BEGIN DATASET EXCERPTS
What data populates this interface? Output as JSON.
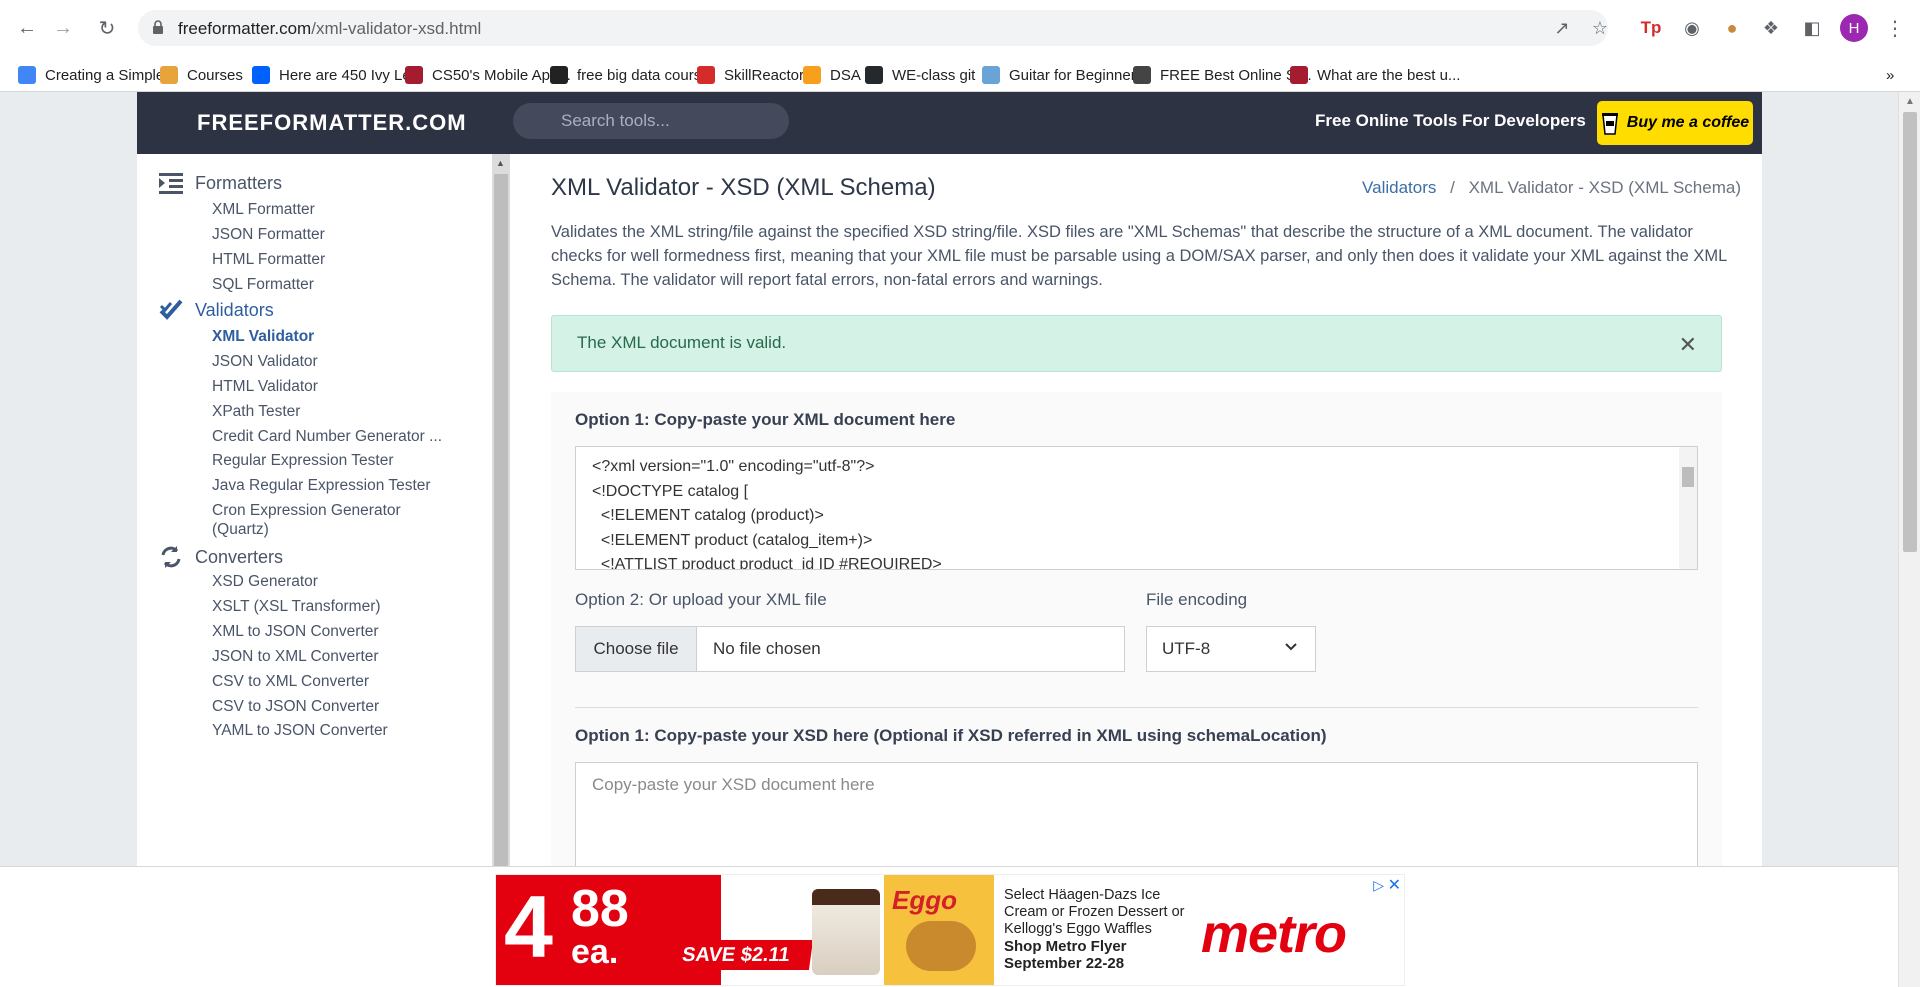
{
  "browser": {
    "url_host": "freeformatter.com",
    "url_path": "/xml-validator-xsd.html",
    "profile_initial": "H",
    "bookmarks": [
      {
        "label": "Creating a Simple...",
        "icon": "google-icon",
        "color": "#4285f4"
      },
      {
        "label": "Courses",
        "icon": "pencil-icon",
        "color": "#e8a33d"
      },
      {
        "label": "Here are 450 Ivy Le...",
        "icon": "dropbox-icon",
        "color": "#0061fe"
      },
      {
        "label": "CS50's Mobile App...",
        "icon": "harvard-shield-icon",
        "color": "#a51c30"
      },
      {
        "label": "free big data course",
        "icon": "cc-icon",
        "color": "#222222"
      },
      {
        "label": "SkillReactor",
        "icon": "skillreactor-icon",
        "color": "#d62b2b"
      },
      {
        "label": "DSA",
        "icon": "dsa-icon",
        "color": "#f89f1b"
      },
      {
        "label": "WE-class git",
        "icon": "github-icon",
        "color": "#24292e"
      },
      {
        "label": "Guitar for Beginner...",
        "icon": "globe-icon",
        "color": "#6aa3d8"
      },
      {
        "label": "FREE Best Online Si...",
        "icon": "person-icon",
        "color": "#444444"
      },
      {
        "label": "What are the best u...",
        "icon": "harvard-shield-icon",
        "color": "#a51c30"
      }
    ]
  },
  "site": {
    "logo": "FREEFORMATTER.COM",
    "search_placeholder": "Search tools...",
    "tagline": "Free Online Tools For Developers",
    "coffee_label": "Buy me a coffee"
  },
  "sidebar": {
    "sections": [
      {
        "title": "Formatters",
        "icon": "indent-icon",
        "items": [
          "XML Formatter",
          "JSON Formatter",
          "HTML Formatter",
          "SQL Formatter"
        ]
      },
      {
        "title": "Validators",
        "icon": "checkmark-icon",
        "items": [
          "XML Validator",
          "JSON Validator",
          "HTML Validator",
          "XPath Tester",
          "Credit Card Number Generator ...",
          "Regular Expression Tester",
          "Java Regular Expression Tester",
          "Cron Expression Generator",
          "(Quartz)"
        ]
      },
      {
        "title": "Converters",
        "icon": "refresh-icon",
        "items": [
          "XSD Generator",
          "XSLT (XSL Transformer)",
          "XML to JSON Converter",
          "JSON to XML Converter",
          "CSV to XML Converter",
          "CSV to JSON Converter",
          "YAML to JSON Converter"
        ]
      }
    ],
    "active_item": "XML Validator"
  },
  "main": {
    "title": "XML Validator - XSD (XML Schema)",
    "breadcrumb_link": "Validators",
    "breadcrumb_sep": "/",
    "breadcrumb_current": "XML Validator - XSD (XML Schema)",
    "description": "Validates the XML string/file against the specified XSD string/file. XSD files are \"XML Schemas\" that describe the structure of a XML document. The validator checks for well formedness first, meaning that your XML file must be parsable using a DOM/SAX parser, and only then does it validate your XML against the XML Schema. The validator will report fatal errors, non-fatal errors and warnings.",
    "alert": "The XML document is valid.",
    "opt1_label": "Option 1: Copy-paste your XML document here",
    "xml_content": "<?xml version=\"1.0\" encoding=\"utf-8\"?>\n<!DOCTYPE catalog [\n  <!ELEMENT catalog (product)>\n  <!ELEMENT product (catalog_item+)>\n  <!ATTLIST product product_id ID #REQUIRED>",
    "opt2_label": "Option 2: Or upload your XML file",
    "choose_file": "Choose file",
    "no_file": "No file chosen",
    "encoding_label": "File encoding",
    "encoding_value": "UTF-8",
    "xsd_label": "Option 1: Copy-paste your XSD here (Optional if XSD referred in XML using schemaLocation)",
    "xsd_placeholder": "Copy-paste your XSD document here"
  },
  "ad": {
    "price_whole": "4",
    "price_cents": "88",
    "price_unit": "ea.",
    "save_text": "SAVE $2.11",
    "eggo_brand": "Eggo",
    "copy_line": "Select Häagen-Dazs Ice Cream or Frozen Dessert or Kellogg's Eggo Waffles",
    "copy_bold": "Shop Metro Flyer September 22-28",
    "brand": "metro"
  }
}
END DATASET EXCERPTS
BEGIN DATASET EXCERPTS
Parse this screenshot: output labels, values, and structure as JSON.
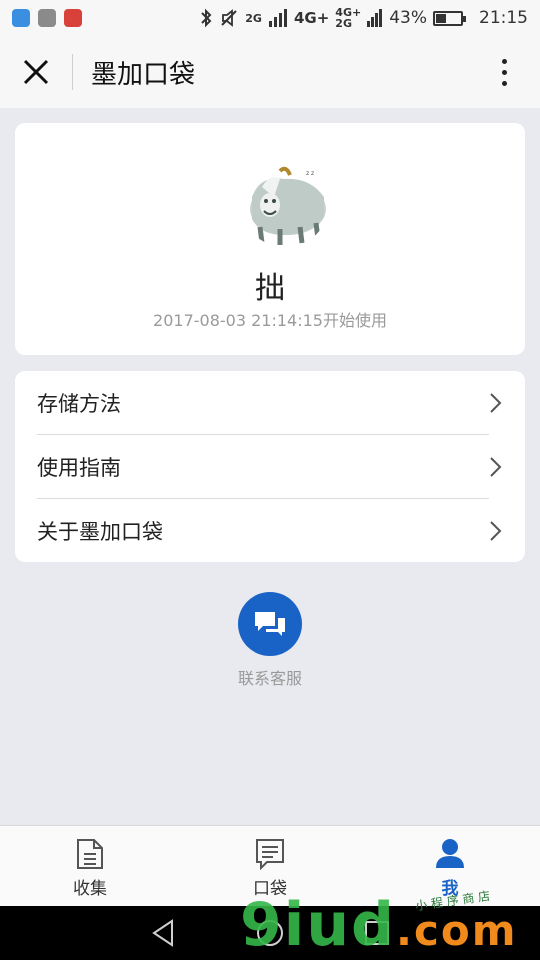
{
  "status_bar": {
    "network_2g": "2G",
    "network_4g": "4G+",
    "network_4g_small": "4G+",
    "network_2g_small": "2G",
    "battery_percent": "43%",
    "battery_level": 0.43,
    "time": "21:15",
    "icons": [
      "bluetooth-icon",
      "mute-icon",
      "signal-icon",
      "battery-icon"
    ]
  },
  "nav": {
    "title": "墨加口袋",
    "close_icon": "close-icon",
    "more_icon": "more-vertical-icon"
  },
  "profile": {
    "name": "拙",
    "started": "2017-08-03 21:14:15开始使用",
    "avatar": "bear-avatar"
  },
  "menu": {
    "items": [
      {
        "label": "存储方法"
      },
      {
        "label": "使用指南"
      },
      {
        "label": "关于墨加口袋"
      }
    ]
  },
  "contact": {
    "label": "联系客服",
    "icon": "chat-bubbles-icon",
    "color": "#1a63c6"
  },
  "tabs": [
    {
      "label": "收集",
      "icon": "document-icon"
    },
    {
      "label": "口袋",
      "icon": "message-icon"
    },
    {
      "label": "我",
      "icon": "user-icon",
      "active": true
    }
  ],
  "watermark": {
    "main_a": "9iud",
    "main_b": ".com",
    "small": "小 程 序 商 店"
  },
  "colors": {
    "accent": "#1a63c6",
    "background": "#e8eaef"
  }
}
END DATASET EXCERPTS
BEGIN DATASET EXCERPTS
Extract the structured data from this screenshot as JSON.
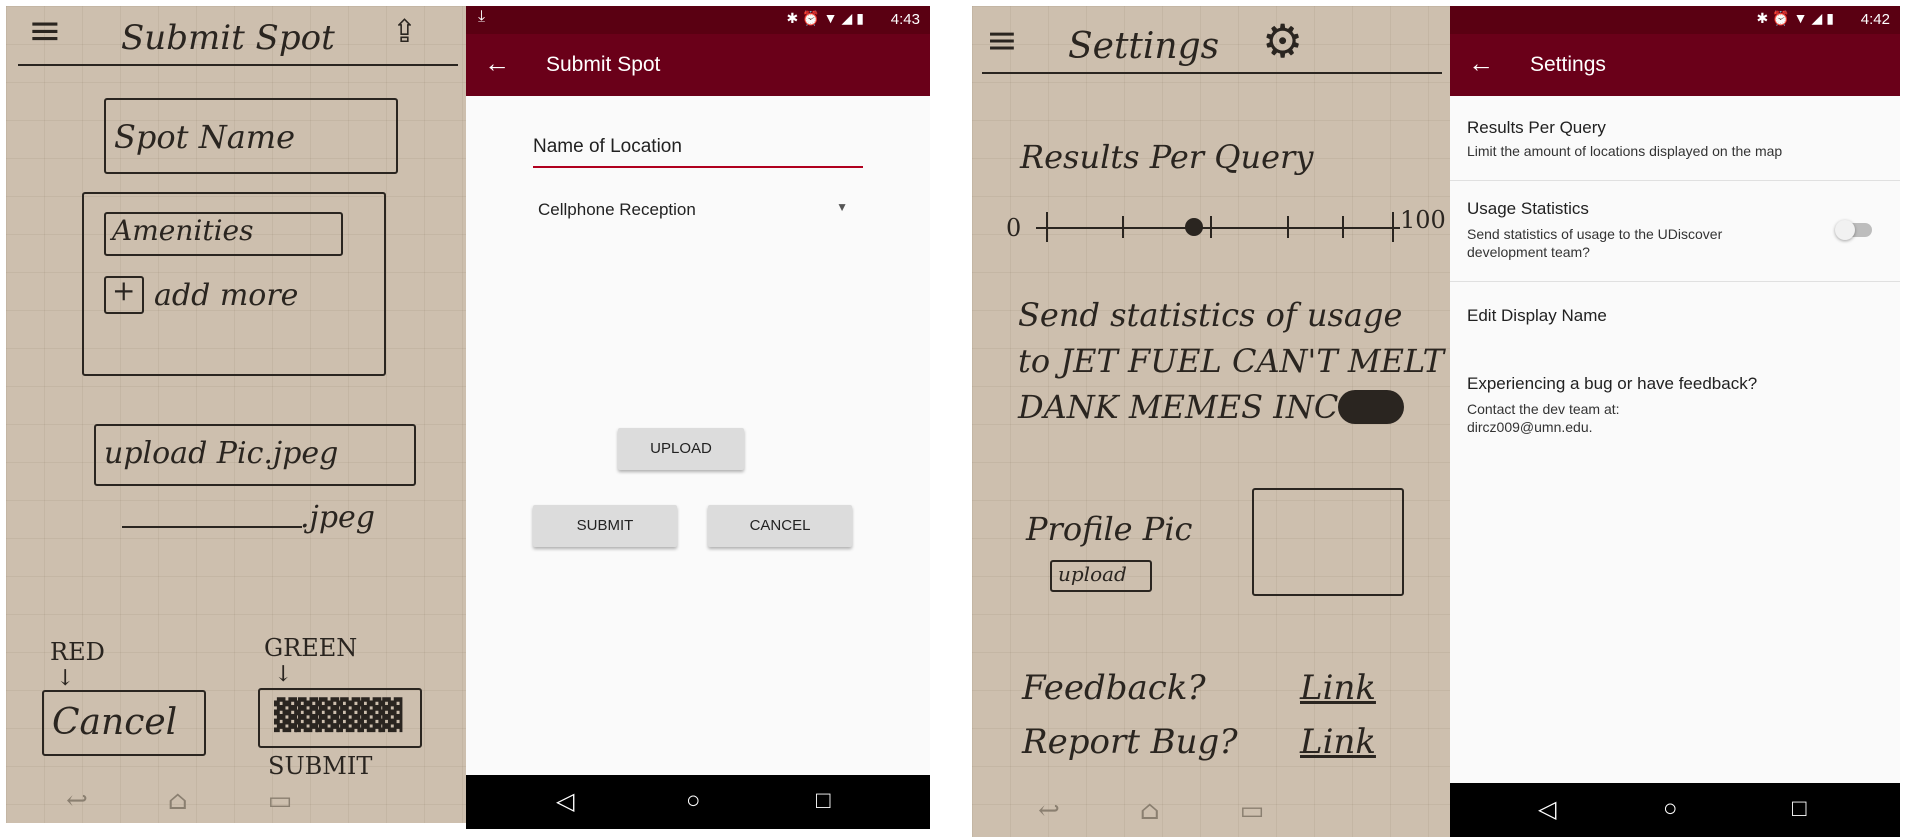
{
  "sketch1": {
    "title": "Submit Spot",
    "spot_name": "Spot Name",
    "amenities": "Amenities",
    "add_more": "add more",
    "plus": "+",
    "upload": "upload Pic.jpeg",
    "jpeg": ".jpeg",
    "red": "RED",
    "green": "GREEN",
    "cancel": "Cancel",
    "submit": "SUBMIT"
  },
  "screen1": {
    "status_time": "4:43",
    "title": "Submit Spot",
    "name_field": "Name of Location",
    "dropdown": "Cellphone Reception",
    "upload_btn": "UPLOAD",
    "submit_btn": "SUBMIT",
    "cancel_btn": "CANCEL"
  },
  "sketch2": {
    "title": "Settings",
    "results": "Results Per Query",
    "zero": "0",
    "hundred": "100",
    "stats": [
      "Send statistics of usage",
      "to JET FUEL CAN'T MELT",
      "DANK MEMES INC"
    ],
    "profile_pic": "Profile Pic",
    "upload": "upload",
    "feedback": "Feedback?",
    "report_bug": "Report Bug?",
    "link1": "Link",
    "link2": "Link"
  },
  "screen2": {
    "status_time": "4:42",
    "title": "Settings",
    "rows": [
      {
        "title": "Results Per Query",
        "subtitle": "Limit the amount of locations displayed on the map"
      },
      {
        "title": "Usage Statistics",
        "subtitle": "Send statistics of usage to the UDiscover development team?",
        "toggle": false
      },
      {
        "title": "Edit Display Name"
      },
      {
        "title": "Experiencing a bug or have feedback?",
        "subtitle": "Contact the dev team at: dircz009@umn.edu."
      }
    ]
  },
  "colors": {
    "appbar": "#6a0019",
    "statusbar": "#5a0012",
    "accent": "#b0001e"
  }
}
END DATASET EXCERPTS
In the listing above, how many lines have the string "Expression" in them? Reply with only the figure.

OUTPUT: 3